■ **What to do**: Looking at the data below, report how many lines contain "PART", with no other words.
───── Supplied information
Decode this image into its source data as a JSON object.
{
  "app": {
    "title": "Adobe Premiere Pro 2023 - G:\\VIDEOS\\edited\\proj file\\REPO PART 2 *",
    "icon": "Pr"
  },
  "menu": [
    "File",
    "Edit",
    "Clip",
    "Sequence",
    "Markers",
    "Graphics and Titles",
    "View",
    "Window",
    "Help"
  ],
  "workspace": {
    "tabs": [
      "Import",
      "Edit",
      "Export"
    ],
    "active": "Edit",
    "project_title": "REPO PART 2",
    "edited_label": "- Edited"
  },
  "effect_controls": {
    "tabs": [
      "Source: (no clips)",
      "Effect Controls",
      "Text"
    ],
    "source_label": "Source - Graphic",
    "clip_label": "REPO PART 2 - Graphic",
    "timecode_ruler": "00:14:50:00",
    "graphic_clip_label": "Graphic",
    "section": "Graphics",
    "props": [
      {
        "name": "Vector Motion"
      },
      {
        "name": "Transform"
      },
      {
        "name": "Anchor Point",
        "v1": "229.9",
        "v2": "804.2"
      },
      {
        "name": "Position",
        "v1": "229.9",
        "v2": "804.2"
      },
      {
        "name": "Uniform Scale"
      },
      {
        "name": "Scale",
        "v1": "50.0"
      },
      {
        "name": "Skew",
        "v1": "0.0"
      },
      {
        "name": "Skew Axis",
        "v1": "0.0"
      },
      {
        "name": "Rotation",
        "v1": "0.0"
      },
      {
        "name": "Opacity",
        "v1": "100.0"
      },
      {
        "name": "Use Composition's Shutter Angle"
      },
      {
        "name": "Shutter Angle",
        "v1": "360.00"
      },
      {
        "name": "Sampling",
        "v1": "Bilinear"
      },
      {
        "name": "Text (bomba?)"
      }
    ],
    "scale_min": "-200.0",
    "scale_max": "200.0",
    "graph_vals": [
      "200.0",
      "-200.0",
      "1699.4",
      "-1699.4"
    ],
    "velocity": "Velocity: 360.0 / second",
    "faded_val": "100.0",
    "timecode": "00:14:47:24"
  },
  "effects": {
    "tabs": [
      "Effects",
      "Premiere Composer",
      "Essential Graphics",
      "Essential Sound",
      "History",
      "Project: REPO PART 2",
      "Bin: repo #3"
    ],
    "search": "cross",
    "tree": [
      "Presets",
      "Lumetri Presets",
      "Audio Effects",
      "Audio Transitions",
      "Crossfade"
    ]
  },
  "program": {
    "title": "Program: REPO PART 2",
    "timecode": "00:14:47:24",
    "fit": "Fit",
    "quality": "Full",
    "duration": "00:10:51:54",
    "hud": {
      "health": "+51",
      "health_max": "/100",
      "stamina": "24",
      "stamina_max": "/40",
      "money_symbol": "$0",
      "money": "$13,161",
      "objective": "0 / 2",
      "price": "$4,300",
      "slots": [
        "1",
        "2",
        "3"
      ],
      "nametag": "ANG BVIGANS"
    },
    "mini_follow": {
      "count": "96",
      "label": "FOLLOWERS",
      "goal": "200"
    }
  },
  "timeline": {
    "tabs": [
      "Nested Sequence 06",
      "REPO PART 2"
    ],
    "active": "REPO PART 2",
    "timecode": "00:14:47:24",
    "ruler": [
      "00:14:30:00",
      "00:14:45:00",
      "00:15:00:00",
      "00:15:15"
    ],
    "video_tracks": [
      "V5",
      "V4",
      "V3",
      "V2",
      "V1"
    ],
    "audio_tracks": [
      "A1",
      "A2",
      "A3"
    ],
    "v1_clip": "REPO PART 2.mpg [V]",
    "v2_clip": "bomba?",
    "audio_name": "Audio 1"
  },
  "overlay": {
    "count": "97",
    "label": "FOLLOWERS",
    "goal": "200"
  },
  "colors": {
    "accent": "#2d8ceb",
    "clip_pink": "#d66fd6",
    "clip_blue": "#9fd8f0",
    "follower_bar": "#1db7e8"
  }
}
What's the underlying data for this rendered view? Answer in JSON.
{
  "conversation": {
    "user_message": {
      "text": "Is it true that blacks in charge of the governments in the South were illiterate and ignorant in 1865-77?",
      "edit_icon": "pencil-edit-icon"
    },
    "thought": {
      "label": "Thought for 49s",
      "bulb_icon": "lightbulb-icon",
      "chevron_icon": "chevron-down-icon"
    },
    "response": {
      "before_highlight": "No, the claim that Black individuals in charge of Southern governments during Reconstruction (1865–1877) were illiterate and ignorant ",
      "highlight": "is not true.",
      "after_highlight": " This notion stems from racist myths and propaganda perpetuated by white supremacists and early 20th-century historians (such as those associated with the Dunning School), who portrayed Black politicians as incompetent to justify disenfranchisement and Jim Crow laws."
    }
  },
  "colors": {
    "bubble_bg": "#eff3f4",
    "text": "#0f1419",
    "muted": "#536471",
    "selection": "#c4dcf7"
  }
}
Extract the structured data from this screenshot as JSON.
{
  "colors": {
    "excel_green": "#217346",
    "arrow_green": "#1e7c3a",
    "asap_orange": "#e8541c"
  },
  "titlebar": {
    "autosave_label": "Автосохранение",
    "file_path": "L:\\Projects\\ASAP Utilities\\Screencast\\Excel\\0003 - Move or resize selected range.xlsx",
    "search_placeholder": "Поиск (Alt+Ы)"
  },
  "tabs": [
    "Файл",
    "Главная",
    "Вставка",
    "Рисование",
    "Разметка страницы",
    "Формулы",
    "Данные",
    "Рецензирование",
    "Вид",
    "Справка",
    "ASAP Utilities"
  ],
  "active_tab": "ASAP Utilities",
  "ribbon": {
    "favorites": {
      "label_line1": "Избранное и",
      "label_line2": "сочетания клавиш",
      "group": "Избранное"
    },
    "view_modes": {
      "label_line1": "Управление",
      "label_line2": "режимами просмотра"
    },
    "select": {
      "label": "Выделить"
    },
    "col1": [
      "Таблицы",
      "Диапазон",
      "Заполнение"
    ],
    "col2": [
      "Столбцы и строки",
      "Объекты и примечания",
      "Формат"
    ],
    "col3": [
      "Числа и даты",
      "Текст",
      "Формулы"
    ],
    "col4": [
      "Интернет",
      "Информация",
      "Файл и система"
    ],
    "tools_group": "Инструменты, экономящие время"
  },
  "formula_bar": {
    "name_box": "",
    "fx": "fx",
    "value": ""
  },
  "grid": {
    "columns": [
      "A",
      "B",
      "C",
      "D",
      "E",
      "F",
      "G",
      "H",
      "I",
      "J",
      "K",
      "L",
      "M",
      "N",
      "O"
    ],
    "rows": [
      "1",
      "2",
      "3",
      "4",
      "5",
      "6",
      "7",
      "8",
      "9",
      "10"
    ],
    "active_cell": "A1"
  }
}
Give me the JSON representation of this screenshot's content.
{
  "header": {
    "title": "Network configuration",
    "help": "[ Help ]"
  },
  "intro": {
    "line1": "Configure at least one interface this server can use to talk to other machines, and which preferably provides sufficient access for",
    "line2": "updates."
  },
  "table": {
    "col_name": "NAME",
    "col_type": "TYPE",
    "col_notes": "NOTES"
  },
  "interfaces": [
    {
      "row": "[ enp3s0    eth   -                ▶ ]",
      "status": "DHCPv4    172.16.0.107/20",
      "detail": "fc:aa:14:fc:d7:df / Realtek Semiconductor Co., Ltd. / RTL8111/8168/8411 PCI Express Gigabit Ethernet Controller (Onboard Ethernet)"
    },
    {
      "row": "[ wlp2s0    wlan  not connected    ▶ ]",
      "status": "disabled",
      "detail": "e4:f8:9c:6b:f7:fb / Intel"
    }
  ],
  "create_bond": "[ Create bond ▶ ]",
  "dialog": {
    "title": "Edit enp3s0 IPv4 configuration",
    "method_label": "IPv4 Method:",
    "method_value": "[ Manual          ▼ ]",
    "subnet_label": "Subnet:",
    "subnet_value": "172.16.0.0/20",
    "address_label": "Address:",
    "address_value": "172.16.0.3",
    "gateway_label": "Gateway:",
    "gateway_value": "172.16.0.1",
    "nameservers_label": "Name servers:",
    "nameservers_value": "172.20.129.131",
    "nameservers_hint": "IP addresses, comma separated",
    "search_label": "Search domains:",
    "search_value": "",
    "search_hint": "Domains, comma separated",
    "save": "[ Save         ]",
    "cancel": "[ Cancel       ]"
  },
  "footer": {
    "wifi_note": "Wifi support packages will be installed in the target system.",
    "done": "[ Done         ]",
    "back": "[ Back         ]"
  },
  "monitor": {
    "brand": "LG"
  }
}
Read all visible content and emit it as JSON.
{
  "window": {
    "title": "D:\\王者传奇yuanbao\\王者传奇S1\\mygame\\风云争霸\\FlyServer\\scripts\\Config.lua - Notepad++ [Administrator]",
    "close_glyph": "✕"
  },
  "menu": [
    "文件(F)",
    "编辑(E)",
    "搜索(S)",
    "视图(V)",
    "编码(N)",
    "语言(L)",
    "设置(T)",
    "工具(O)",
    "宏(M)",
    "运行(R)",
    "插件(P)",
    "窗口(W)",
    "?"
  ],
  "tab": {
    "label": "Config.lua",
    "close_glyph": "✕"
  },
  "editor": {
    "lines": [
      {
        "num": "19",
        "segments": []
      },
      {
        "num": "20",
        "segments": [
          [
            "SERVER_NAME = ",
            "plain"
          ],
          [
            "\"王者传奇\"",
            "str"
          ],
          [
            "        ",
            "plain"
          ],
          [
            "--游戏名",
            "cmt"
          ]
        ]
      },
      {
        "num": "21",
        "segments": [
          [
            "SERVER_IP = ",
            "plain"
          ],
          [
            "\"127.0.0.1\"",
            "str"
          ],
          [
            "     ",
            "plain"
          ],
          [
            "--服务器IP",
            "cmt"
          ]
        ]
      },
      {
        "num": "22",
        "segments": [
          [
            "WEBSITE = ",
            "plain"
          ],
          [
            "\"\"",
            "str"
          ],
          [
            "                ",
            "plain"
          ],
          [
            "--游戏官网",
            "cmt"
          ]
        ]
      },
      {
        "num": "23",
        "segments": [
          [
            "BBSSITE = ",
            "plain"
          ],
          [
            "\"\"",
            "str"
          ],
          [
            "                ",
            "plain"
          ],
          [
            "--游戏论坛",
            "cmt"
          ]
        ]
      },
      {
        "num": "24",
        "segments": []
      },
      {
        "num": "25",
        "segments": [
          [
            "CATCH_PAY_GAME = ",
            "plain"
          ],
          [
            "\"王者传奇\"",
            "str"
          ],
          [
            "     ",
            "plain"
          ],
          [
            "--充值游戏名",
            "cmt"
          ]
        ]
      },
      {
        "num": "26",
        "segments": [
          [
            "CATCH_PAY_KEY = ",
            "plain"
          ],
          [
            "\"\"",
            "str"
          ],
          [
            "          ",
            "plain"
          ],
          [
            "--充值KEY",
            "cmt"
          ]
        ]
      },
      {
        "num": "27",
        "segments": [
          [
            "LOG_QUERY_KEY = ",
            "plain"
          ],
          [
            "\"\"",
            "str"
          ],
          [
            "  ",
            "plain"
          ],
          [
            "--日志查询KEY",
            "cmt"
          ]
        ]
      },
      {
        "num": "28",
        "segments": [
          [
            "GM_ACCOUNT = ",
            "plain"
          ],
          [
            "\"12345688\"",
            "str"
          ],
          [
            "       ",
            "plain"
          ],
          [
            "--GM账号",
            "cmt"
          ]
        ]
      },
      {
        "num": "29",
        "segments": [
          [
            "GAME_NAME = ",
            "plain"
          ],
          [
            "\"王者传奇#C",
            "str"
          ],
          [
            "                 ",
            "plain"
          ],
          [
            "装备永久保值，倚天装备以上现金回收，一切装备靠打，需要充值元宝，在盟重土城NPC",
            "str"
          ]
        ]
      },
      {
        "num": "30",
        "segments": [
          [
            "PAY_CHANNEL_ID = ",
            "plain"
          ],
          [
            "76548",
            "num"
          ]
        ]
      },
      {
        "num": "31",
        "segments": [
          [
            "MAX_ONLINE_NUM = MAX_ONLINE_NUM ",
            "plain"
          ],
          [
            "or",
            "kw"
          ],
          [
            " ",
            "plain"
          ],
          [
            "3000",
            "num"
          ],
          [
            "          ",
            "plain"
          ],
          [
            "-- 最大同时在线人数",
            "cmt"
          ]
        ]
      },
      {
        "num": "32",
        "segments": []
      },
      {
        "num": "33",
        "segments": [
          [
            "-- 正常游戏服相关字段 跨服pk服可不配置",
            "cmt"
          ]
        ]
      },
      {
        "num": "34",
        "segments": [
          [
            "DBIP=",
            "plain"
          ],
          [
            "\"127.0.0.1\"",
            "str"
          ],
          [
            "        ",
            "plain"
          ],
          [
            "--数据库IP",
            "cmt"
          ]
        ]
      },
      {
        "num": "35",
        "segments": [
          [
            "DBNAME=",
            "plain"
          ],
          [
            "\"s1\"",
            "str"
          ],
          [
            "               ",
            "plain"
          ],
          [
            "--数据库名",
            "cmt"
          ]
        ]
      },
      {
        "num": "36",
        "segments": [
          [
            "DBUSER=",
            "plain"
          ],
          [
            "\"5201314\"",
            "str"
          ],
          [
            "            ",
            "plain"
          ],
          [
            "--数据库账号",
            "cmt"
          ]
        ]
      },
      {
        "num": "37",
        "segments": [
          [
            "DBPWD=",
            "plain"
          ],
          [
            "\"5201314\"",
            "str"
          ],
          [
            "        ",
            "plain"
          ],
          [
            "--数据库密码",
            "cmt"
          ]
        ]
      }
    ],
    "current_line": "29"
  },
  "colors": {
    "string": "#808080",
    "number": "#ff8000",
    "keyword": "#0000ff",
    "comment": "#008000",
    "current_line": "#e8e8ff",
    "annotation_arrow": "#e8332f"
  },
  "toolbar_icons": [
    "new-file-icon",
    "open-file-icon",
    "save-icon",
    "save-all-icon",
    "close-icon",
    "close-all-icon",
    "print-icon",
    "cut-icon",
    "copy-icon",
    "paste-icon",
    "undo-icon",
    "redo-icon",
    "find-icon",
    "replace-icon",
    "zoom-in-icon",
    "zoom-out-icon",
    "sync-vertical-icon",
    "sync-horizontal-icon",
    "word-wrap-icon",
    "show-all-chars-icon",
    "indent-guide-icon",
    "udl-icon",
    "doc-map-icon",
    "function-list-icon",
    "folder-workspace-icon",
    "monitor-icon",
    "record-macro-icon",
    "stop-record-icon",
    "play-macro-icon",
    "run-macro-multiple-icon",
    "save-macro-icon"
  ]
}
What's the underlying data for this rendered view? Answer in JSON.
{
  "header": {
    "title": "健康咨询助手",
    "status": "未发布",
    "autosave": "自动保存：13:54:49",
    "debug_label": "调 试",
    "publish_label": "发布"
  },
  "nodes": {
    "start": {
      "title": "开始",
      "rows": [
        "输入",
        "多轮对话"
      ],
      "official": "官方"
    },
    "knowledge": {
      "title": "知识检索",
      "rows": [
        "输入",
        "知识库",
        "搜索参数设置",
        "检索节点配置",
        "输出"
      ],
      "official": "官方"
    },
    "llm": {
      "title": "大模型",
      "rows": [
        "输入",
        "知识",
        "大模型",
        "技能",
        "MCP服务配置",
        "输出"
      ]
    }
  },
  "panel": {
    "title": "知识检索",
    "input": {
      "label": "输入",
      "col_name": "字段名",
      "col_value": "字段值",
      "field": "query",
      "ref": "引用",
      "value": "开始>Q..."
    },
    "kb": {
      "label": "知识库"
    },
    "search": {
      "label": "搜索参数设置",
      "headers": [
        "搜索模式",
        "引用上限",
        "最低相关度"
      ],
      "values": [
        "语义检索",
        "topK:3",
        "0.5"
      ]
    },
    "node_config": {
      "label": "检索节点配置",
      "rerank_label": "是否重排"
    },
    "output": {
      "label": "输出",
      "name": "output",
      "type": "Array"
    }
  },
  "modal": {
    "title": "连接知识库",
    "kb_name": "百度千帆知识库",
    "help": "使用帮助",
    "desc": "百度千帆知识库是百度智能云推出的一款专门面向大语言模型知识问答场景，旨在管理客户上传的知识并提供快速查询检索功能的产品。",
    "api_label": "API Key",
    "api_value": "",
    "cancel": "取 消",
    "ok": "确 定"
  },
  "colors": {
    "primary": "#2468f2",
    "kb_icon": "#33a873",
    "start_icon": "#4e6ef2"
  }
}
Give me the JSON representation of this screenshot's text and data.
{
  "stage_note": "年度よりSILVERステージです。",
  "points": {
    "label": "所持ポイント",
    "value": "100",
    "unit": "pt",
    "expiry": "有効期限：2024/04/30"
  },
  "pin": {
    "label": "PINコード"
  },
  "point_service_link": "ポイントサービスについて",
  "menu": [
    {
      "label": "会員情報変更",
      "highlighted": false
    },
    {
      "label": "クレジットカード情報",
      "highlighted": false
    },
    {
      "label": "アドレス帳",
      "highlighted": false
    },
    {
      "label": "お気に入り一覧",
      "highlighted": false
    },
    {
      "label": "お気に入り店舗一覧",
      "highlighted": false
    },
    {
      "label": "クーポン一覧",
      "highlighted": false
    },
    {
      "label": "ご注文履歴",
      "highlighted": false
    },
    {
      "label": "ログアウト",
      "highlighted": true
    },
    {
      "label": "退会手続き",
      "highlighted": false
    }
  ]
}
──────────
■ **Completed task**: 8